The recent webinar Ground Works hosted on Injectable Barrier Walls, titled Trenchless Applications for Restricting Groundwater and Contamination movement, provided an excellent learning opportunity for engineers, environmental consultants or for those seeking to learn more about innovative applications for subsurface barrier walls, curtain walls or for stabilizing soils for trenching.
Robert W. Moody, Jr., Ground Works’ President, presented along with Tim Harmon, P.E. with Handex/HCR. They presented three case studies presenting environmental containment and control and seepage management for dams, dikes, levees, and water control structures. Some of these presentations included the FDOT SR7 Injectable Barrier Wall, FPL Headwall Installation and the Handex Consulting and Remediation FDOT Riviera Beach subsurface contamination groundwater restriction project.

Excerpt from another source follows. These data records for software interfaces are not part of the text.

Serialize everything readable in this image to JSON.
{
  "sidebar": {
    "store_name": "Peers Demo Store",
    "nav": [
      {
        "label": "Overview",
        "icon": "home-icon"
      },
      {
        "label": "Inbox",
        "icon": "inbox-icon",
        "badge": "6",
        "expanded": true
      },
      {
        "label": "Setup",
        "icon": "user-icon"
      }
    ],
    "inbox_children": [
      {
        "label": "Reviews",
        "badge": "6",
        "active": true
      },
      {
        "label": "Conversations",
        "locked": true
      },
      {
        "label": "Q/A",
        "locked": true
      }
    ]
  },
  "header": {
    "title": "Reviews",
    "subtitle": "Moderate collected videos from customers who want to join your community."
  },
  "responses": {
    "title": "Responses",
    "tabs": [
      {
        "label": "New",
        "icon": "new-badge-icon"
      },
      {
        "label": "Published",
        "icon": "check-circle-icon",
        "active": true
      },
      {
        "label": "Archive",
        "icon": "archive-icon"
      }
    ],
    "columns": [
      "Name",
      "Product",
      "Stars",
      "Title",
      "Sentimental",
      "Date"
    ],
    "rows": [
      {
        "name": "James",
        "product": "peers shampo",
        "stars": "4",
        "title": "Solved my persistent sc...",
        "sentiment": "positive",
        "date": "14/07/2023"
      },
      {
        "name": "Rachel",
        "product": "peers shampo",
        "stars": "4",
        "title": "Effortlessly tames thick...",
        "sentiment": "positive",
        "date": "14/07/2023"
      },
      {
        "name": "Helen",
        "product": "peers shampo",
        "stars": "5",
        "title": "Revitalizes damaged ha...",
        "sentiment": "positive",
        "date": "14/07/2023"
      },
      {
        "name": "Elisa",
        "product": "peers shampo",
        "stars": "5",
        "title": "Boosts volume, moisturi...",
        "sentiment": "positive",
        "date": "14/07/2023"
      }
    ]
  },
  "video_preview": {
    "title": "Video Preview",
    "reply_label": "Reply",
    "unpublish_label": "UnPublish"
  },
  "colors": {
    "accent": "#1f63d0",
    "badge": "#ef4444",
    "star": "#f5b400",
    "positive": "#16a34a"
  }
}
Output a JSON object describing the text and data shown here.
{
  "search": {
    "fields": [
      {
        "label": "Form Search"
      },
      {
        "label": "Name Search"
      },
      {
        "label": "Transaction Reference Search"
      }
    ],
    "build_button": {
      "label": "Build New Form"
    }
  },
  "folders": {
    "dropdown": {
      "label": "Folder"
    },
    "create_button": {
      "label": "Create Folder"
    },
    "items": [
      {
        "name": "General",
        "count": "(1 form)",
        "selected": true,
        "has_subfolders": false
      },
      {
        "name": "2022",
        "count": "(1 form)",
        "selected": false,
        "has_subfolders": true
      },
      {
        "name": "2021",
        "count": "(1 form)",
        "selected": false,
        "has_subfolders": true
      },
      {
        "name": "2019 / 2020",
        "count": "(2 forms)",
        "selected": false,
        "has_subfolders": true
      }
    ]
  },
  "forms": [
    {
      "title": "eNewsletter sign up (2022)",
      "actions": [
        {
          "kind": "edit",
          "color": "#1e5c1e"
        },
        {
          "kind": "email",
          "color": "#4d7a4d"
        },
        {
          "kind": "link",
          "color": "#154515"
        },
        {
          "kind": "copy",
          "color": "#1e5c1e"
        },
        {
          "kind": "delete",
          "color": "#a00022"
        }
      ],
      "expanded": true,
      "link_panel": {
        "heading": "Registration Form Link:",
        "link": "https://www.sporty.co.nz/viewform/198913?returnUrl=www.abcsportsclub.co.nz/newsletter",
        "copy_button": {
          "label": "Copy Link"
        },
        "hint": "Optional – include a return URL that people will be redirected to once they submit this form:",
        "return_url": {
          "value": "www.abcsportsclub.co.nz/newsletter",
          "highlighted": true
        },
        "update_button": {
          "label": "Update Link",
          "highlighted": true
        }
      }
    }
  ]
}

The webinar lasted for about approximately 50 minutes, however the subject matter of the webinar must have highly intrigued the audience. Mr. Moody and Mr. Harman went on to…
Ground Works Featured in Trenchless Technology Article
In the July 2016 issue of Trenchless Technology, Ground Works Solutions’ CFO, Aaron Hall, writes about the successful rehabilitation of a box culvert in Pensacola, Florida. In the piece, Aaron discusses the problems created by historic flooding in Escambia County and how Ground Works Solutions was able to lift a box culvert structure by two feet in order to restore its long-term viability.
You can read about the scope of the project and the challenges in the article here.
Rehabilitating Soils to Increase the Bearing Capacity Under Milk Storage and Grain Handling Facilities
Silos are storage systems designed to contain massive amounts of weight within a concentrated area and vary in size, ranging from 20-80 feet tall with diameters of 12-30 feet. Some storage facilities have more than one or two silos sitting in a small area. When the silos are full, the significant weight can impact settlement of the foundation and/or the foundations of nearby structures.
In addition to the consolidated weight of tanks that hold liquid and grain storage bins, the surrounding processing facilities get a lot of traffic as well. There is a constant stream of trucks, mostly loaded with heavy cargo, coming and going from the facility. When there is a rail spur next to the facility, the soils underneath and around the grain bins, silos, and mission critical buildings are taxed with even more weight. Consequently, there is a lot of weight consolidated into a relatively small area around these crucial, very busy facilities.
After heavy rainfall like…
Soil Stabilization under 100-Year-Old FDNY Firehouse
Fire stations are critical in serving the diverse needs of the community where they are located, as well as the fire department they report to. The New York City Fire Department (FDNY) protects more than 8,000,000 New York City residents living and working in a 320 square mile radius. The FDNY is the largest fire department in the United States.
The FDNY serves the five boroughs of New York City and includes 255 fire stations. Each fire station’s differences relate to the size of the firefighting apparatus housed within it and the facility’s location, which is largely driven by the need to minimize response time. The FDNY Engine Companies are tasked with securing a water supply and extinguishing the fire while the FDNY Ladder Companies conduct search and rescue, forcible entry, and ventilation at the scene of a fire.
Zero Excavation Inflow & Infiltration Restoration At the Naval Air Station in Pensacola after a High Water Event
Ever since the U.S. purchased Florida from Spain in 1821, the site where the Naval Air Station (NAS) in Pensacola currently stands has provided a base for military operations. In 1826, construction began on the Pensacola Navy Yard and it eventually became one of the “best-equipped naval stations” in the U.S. During this period, the Navy Yard was used for docking and repairing the warships of that period. When the Navy saw the advantages of aviation in combat, Pensacola became an aviation training station in 1914 and the station was built on the side of the old Navy Yard. In 2014, NAS Whiting Field celebrated 71 years in operation and is considered to be the “backbone of the Navy’s flight program” and is still one of the most important Navy bases in the U.S.